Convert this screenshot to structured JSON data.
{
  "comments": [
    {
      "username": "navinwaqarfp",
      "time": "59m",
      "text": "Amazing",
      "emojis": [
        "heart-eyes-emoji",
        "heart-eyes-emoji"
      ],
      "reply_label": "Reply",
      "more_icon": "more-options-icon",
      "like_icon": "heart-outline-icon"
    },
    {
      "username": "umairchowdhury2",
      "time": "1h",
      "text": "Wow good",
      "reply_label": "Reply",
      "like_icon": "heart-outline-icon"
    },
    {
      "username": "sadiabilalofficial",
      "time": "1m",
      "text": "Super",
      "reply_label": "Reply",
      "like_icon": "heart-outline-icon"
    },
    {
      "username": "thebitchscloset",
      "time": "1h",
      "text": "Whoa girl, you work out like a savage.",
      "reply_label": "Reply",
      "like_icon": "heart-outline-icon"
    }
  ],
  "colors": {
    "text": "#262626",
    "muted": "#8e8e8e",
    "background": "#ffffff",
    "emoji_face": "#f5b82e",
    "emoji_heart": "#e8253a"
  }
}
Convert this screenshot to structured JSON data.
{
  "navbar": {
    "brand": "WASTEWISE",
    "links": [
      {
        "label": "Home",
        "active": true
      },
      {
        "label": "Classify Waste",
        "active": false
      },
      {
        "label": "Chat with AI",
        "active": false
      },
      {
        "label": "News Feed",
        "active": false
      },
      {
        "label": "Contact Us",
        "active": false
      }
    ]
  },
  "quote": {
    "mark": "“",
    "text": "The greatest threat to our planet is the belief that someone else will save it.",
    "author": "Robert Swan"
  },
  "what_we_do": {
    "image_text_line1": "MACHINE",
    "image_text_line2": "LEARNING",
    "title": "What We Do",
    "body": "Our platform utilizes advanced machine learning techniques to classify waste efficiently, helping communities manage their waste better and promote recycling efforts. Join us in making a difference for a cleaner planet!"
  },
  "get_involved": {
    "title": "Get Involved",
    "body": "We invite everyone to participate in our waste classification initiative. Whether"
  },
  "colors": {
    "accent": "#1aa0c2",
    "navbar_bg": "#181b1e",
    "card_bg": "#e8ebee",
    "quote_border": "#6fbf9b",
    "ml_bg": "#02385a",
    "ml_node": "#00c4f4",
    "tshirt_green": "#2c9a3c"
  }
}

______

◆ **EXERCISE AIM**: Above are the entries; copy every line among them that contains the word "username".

◆ **TASK RESULT**:
      "username": "navinwaqarfp",
      "username": "umairchowdhury2",
      "username": "sadiabilalofficial",
      "username": "thebitchscloset",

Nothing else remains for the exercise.